When people are treated as partners working together with others – even when physically apart – their motivation increases, according to new Stanford research.
As the study noted, people undertake many activities in life on their own but with others in mind – a researcher writes a paper on a new medical treatment and knows that others are working on the same problem. A student writes an essay for class and understands that other students are writing their own essays.
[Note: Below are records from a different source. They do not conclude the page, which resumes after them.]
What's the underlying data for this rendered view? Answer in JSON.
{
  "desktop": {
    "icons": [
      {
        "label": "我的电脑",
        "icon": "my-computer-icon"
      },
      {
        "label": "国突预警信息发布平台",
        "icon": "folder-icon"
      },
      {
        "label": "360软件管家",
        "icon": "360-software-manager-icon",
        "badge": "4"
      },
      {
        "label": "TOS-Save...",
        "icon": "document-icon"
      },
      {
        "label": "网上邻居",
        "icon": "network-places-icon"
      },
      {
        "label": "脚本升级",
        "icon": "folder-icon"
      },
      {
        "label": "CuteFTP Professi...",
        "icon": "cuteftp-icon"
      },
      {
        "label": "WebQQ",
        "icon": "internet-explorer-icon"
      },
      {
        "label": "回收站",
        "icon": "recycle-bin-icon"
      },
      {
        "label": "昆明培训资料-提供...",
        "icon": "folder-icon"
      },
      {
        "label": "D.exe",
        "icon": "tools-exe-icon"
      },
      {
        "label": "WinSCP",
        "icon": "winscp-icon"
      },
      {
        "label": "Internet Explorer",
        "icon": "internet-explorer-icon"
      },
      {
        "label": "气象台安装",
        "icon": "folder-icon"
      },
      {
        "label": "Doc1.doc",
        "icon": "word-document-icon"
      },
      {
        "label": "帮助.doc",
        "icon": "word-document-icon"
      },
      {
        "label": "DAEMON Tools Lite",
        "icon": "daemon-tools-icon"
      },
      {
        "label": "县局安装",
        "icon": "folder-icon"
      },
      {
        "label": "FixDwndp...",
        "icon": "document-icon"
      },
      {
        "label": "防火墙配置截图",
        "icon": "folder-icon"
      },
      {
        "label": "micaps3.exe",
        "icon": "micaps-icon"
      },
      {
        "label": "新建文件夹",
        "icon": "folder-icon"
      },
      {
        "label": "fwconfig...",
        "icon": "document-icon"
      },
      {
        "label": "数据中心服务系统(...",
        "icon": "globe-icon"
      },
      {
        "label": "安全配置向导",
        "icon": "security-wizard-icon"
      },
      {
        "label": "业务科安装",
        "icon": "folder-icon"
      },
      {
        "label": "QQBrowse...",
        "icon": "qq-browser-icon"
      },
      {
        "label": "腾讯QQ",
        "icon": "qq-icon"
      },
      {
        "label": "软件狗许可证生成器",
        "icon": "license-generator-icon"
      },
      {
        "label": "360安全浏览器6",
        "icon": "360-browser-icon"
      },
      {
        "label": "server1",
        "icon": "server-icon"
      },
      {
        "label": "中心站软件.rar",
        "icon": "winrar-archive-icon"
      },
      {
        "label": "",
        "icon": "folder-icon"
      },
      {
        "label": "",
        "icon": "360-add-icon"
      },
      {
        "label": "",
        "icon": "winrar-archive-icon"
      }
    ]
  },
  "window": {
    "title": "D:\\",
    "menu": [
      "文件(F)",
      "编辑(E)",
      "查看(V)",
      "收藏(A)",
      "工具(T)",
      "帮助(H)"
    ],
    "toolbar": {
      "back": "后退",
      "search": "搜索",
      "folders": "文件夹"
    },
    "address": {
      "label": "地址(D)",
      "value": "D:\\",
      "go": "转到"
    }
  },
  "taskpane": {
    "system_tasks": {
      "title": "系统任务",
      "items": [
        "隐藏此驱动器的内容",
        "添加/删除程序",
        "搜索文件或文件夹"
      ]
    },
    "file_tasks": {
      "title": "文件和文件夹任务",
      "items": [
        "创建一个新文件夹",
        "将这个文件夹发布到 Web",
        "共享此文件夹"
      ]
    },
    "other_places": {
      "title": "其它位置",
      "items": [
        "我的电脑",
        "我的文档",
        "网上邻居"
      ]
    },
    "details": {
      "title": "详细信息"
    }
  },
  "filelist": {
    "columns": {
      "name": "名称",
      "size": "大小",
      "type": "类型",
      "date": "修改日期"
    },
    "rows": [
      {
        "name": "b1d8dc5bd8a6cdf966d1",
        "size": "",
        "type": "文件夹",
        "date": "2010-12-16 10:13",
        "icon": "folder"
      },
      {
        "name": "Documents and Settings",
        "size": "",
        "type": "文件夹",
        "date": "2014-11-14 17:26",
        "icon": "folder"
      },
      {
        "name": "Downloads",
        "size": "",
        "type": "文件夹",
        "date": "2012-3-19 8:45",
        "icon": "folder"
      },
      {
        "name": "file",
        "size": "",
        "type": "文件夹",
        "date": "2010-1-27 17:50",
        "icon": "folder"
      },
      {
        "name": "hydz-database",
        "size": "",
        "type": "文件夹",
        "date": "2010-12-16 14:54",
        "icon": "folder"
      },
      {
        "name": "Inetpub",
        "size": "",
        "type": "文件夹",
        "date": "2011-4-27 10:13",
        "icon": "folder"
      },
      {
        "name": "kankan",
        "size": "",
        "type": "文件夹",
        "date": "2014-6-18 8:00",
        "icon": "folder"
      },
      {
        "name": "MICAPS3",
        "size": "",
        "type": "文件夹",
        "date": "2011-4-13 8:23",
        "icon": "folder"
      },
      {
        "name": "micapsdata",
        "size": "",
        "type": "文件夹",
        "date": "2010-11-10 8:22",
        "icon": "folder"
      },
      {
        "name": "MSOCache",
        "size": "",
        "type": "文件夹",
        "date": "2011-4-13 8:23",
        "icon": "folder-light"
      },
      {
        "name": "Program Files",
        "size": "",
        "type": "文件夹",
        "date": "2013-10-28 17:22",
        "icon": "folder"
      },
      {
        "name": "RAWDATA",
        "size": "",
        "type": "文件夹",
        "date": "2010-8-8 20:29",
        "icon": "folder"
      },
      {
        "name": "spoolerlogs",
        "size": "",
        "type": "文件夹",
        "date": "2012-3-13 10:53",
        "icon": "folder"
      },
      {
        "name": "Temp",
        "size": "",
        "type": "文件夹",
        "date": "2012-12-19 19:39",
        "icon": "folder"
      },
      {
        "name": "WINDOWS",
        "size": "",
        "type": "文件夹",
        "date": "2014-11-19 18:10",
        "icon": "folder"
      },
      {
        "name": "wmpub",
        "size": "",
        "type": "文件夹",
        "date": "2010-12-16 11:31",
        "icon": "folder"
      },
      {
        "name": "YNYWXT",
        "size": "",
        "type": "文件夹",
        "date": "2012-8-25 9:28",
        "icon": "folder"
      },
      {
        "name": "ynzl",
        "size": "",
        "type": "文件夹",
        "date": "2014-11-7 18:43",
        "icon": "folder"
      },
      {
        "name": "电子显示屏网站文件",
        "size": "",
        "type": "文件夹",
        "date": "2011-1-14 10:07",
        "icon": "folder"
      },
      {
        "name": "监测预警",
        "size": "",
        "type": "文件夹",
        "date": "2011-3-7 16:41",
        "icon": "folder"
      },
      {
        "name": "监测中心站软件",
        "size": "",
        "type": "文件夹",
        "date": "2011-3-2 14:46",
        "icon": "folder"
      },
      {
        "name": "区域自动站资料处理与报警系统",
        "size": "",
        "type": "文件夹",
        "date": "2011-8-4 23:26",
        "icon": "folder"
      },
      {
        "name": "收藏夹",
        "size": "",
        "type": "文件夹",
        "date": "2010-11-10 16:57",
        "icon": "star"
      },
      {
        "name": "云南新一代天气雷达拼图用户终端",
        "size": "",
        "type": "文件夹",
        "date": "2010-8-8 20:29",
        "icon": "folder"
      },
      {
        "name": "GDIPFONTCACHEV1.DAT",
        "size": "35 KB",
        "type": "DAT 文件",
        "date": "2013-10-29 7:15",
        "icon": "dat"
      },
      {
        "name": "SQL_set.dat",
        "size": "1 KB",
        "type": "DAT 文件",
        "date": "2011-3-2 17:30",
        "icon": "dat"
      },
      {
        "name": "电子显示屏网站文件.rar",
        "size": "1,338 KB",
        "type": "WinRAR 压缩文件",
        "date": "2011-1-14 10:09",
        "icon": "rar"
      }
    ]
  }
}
When people feel they and others are working together on a difficult problem, does this increase motivation?
“Working with others affords enormous social and personal benefits,” Gregory Walton, an assistant professor of psychology at Stanford, wrote in an article in the Journal of Experimental Psychologywith co-author Priyanka Carr, then a Stanford graduate student.
In an interview, Walton said, “Our research found that social cues that conveyed simply that other people treat you as though you are working together on a task – rather than that you are just as working on the same task but separately – can have striking effects on motivation.”
– CLIFTON B. PARKER